We believe that it is important if there is to be confidence that improper loading will be avoided and in the accuracy of stability calculations to seek to eliminate all substantial discrepancies between the displacement of the ship as calculated from the weights of the cargo and that determined from the measured draught. Weights determined from a weighing machine are the only reliable method by which the master can be confident about the weights he is being asked to carry and thus produce the required more accurate stability assessment for the voyage.

I am confident that these regulations will be an important contribution towards improvement in ro-ro passenger safety.

Moved, that the draft regulations laid before the House on 2nd March be approved [12th Report from the Joint Committee].—(Lord Brabazon of Tara.)

Lord Underhill

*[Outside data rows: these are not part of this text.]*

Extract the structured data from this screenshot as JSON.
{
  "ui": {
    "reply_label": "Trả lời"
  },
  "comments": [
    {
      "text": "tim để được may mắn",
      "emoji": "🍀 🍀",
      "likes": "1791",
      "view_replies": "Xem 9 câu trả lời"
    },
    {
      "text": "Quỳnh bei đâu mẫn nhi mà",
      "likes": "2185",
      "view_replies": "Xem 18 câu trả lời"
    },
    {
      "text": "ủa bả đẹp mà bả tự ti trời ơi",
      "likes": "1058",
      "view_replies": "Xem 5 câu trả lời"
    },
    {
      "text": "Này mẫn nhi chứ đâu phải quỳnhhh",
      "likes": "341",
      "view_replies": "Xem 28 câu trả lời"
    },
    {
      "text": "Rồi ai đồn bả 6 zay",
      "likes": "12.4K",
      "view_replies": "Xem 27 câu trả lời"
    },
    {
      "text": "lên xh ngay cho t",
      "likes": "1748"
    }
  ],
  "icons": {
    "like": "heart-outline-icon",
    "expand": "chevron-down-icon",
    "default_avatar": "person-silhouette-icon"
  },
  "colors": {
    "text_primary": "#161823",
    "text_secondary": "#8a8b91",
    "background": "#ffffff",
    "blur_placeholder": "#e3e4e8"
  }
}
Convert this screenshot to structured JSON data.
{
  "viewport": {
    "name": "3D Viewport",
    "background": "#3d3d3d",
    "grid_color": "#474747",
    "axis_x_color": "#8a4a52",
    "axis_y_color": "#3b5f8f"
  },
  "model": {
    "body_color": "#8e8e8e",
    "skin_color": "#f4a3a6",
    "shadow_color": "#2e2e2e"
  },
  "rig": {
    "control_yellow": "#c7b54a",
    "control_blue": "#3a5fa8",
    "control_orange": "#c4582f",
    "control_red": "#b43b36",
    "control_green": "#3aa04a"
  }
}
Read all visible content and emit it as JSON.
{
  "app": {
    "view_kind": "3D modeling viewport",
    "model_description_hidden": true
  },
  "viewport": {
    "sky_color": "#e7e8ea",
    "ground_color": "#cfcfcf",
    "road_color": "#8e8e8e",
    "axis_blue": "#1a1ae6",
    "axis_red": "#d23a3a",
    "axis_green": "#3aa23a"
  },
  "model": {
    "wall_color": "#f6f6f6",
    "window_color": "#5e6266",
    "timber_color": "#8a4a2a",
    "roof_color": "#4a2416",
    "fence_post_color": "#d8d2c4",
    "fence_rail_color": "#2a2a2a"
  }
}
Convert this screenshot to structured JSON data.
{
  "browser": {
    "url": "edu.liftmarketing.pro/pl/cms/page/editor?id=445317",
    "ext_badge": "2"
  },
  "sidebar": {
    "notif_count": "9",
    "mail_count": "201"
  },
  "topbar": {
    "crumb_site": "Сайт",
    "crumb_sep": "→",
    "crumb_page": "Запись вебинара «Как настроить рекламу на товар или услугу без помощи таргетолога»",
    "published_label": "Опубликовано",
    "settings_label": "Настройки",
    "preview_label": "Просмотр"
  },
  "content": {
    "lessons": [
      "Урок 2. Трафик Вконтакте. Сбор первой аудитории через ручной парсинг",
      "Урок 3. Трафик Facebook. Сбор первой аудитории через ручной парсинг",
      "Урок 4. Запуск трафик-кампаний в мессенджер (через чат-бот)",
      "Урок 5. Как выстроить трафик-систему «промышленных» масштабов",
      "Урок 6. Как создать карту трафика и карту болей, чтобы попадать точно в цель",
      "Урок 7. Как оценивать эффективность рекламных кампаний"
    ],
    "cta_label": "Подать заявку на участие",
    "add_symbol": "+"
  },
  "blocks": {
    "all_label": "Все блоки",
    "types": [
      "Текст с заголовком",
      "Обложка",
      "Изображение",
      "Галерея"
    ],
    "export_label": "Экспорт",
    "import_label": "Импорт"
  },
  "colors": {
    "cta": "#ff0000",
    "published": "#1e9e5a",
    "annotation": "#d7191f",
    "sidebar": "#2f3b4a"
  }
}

My Lords, the House is grateful to the Minister for explaining in some detail these two very important sets of regulations. I shall be extremely brief in my comments. However, that does not mean that these Benches do not value the importance of the regulations. It is not only equitable and a matter of common sense but in fact vital to considerations of safety that these regulations should apply to non-UK ships, as such regulations already apply to UK vessels. I recall the numerous discussions we had during the passage of the Merchant Shipping Bill in 1988—which has now been enacted—on these very points. We are therefore very pleased that regulations are now being issued.

I am glad that the Minister pointed out why it is necessary for regulations which apply to non-UK ships to be effected by affirmative resolution. When looking at the Act I noticed that the regulations arising from it were effected by negative procedure. I am therefore pleased with the Minister's explanation.

The noble Lord referred to the research that is being conducted into the stability and structure of ro-ro ferries. Perhaps he will give the House some indication on when that research might be completed. That seemed to be the most important factor arising from the discussion of stability in various clauses of the 1988 Act. Under the clauses relating to responsibilities for loading and stability the 1988 Act made certain references to both owners and masters. However I note that there is only one very small reference here to the position of the owner. I wonder whether the Minister can confirm that there is some reason for that. In other respects we welcome these two sets of regulations.

Lord Brabazon of Tara

My Lords, I am grateful to the noble Lord for his reception of these important regulations. I should point out that abour 40 per cent. of passenger ro-ro ferries from the United Kingdom sail under a foreign flag. It is therefore important that such regulations as have already applied to UK registered vessels since, I think, 1st February should be made to apply to foreign flag vessels.

So far as concerns the research programme, I can tell the House that we are making good progress. The first phase should be completed later this year. Obviously we shall have to consider the implications of that and then we propose to conduct model tests. They could take a little longer. That is not to say that lessons will not be learnt from the first phase of the research programme and they might have to be put into practice before the model tests take place.

As regards the point raised by the noble Lord about owners and masters, perhaps I may write to him on that. I shall need to consider it in some detail if I am to give him a proper reply. If he will accept that from me, I shall be most grateful.

Lord Greenway

My Lords, before the Minister sits down, perhaps I may ask him one small question. These regulations are intended to apply in the main to cross-channel ferries. Am I correct in assuming that ro-ro passenger ships engaged in international trade—for example, two Italian vessels which call at the port of London on a service to West Africa and Brazil carrying 60 passengers—would also be affected under this legislation?

Lord Brabazon of Tara

My Lords, my immediate answer to the noble Lord is, yes. If they were passenger carrying ro-ro ferries operating international services out of a UK port, they should be covered by these regulations. With regard to the example to which the noble Lord referred, I can confidently say that, yes, they would apply.

On Question, Motion agreed to.